Pacific Money

The Risks of Alibaba’s Wall Street Splash

The Chinese online retailer is poised to challenge Amazon, but investors should beware its corporate structure.

The Risks of Alibaba’s Wall Street Splash
Credit: Alibaba logo via Shutterstock

Chinese online retail giant Alibaba Group Holding set the price for its initial public offering (IPO) on Thursday at $68, with its shares set to start trading on the New York Stock Exchange on Friday. The IPO raised $21.8 billion, which could rise to $25.02 billion if all additional demand options are exercised, making it the largest IPO in history. The implications of such an enormous surge in capital for the company that still makes most of its money in China are important. The IPO essentially allows for two things: Outside investors to get a larger piece of China’s exploding online retail market, while Alibaba gains the capital necessary to make a substantial foray outside its domestic market, most likely in the U.S.

Founder Jack Ma’s company will now be the most valuable online retailer in the world, with a valuation of $167.6 billion compared to Amazon’s $150.2 billion. It will also enjoy greater potential for profit due to its low cost structure, since Alibaba simply acts as a transactional intermediary that doesn’t incur shipping or warehousing costs, unlike Amazon. This difference in structure is part of the reason that despite Amazon’s sales reaching $74.5 billion last year, its profit was just $274 million, while Alibaba’s margins were much better at $8.6 billion in sales and $3.76 billion in profit, according to Bloomberg.

Ma’s company is now poised to use this new pool of capital and Alibaba’s dominant position in China to move abroad. The fact that 88 percent of Americans have never heard of Alibaba, according to Reuters, means there is huge potential for growth if it can successfully brand and market itself. However, competing with established retailers like Amazon and eBay will not be easy, especially in the short-term. To do that, Alibaba announced plans for a U.S. version of its online service called 11 Main, which is still being developed.

While Alibaba is set to become an immediate corporate heavyweight on the scale of Facebook or Google, according to e-commerce software provider ChannelAdvisor’s CEO Scot Wingo, there are still potential downsides for investors beyond the normal risks associated with the stock market. Writing in the New York Times, Harvard law School’s program director on corporate governance Lucian Bebchuk warns that despite the IPO, the corporate structure of Alibaba allows for control “to be locked forever in the hands of a group of insiders known as the Alibaba Partnership. These are all managers in the Alibaba Group or related companies. The Partnership will have the exclusive right to nominate candidates for a majority of the board seats,” despite only holding a small percentage of the company’s equity capital.  This type of structure could allow the board to make deals that are beneficial to companies that these members have a substantial stake in, but that might be unfavorable to Alibaba.

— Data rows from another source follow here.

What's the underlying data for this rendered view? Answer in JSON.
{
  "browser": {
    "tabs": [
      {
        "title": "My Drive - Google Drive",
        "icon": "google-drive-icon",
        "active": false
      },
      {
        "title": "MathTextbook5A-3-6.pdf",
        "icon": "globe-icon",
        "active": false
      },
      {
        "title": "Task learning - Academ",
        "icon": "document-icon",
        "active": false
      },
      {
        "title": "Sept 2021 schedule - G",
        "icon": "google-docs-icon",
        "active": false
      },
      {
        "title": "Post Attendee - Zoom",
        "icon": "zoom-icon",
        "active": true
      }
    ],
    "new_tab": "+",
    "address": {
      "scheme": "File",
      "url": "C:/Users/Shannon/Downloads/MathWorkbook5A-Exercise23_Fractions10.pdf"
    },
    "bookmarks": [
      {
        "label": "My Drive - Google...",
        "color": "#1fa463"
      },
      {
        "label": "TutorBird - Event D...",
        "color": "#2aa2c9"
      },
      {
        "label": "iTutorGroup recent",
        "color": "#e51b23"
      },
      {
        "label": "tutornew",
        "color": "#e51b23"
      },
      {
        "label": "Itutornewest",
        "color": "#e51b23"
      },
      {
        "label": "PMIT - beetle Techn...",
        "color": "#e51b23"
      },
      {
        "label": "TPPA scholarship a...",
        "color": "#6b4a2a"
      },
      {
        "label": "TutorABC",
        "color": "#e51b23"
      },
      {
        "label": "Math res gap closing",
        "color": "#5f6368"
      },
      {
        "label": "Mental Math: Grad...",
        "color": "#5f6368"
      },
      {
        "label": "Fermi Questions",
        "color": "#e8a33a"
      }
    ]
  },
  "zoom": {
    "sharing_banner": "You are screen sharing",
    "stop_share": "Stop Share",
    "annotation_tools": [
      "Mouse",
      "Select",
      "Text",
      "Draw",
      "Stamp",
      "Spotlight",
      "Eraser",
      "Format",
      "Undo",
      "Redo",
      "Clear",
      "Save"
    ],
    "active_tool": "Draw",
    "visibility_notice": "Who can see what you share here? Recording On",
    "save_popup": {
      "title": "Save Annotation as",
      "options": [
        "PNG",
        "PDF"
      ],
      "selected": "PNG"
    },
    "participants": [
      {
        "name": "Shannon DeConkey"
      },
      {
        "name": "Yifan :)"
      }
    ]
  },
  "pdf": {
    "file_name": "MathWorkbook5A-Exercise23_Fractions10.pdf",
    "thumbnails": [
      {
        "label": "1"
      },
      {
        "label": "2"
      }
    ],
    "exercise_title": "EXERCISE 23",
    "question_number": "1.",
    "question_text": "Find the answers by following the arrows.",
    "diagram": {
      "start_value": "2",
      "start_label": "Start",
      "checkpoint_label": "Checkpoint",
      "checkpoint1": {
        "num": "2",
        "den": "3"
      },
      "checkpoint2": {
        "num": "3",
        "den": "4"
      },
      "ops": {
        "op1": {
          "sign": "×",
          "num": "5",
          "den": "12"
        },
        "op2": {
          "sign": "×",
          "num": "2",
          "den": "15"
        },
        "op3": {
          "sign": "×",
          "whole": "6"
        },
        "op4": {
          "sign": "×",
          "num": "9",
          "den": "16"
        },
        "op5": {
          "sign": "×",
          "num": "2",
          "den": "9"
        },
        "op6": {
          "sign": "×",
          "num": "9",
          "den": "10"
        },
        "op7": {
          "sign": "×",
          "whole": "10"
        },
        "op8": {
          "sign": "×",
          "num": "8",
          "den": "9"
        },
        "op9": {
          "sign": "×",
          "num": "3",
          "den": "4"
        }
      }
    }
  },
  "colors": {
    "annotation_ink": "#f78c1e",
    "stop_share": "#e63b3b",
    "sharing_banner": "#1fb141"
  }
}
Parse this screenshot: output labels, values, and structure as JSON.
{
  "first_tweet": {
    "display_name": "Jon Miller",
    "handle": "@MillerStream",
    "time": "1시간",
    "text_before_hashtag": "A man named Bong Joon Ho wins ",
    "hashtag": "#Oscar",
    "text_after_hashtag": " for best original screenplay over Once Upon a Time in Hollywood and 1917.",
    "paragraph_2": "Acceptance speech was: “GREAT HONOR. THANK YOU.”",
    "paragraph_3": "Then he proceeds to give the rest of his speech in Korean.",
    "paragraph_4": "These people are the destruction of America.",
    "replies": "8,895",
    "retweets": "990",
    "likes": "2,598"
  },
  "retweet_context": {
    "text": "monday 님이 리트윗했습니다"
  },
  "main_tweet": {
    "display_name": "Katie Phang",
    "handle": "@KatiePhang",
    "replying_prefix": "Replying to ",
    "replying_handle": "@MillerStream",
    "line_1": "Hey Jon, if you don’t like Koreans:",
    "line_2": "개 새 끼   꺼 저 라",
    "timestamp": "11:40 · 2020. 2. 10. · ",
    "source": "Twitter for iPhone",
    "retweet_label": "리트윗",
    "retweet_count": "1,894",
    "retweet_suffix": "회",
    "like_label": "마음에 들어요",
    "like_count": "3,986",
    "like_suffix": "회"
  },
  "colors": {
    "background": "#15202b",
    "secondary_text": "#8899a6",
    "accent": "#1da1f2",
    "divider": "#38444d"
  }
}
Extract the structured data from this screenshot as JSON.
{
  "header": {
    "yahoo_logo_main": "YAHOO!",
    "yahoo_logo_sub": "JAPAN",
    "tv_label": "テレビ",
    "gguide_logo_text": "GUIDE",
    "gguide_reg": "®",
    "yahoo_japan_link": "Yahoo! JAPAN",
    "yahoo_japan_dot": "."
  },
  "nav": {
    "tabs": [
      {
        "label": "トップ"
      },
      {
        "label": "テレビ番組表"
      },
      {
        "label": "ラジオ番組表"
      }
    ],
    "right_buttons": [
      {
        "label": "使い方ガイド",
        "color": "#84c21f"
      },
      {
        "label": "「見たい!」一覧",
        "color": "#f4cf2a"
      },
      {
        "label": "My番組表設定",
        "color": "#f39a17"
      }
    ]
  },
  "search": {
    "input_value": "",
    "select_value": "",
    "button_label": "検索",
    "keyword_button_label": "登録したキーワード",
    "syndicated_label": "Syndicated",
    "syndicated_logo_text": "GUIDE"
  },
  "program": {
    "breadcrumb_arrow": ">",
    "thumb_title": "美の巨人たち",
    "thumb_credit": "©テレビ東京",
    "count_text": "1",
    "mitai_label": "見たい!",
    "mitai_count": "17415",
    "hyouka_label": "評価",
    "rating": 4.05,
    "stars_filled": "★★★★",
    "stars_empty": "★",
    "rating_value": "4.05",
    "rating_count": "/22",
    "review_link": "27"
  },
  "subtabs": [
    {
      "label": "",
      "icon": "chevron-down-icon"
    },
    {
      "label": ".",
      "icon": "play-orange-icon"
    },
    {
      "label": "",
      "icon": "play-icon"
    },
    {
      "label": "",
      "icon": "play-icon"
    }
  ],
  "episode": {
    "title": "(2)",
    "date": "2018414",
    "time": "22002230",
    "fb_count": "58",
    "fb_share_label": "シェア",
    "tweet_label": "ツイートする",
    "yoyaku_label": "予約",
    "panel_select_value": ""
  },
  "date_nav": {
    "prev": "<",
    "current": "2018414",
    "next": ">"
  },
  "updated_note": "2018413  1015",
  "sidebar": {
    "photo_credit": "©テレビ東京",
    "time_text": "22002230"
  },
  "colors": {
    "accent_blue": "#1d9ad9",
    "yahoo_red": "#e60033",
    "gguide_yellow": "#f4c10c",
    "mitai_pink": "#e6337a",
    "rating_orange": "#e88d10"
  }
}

China’s regulatory environment also does not require Alibaba to be as transparent as most companies listed on U.S. stock exchanges need to be, and U.S. Senate Finance Committee member Robert Casey warned on September 8 that not enough had been done by regulators to protect investors from the nebulous corporate structure of companies like Alibaba.